Thursday, 1 November 2012
Cut their cash
It seems appropriate on the feast of All-Saints that the ghost of Major past was resurrected in the Commons yesterday. A Tory PM mauled by his own back benchers on an European issue. Sounds familiar.
Undoubtedly, the defeat David Cameron suffered will have damaged his credibility and make him look weak. If the vote was seen in isolation then he could have shrugged it off, but it follows a whole series of events that give the impression that Number 10 are not wholly in control of events.
But before Labour gloat to much at the Prime Ministers predicament they should look to themselves. Their vote with right wing Euro sceptics is unlikely to do them much good in the long run. It doesn’t reflect well on them.
Political opportunism doesn’t go down well with the voter. Labour have opened themselves up to the charge of hypocrisy.
Well, each week Labour have attacked the Conservatives on their austerity programme. Labour have wanted a more sophisticated approach than wholesale cuts. They've been urging the Tories to weigh and measure where the axe falls so that the cuts do not harm economic growth. Many economists have agreed with this stance.
Yet, their vote last night contradicts this measured approach. They were screaming for outright cuts to the EC budget.
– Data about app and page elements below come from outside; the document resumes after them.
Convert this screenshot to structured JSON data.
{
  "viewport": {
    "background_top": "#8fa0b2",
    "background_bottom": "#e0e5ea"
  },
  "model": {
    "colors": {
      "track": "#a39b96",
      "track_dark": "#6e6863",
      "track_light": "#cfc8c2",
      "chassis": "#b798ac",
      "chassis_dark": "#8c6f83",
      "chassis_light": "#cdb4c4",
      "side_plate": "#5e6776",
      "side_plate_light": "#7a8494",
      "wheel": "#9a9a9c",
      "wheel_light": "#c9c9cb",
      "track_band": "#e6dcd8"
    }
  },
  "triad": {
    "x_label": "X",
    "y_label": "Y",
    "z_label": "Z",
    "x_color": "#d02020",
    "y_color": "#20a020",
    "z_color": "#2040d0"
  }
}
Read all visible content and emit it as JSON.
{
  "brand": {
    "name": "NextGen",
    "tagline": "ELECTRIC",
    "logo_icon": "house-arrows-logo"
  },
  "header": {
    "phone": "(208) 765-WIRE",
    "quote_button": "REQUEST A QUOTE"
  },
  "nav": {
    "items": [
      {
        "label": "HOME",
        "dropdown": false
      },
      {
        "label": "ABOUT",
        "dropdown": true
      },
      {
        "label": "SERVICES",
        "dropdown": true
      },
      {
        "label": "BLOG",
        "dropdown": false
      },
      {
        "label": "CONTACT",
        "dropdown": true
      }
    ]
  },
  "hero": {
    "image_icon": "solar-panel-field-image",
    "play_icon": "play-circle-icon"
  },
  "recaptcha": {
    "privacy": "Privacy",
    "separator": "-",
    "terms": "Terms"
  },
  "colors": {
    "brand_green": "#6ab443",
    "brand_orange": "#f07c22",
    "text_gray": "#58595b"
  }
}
No, ifs or buts, no discussion about priorities. Just let the axe fall.
Now, yes, this approach is very much red meat to the right wing Tories. They've never been known to use a scalpel when a sledgehammer will do. But surely one would expect more sophistication in Labour’s approach.
And the action of Welsh Labour MPs was particularly strange. In going down the lobby with such strange bedfellows they've shot themselves in the foot. Their constituencies have benefited from structural funds and CAP payments. Wales has received more than £6 billion of European money these past ten years.
What’s more the statistics say that there were 33,800 businesses helped by European money and 559,700 people helped. An awful lot of voters helped, methinks.
The Labour First Minister of the Assembly will undoubtedly be going cap in hand to get more of the same in the next round of such largesse. Where do Labour now stand about the various EU programmes to help boost growth and competitiveness in the poorer regions of the EU, of which Wales is one?
Carwyn Jones should demand answers from the opportunistic Miliband.
How often have we heard our politicians complain about the lack of growth in the EU hurting our economy. Would it not have been a wiser course for Her Majesty’s Opposition to push the government for a more sophisticated negotiation to shape the budget so as to encourage growth. Shouting and voting for cuts, is just playing to the gallery. It helps no one. It’s saloon bar politics at its worse.
What the country is calling out for is grown up politics. What we got instead last night was the politics of the schoolyard. Shame on them.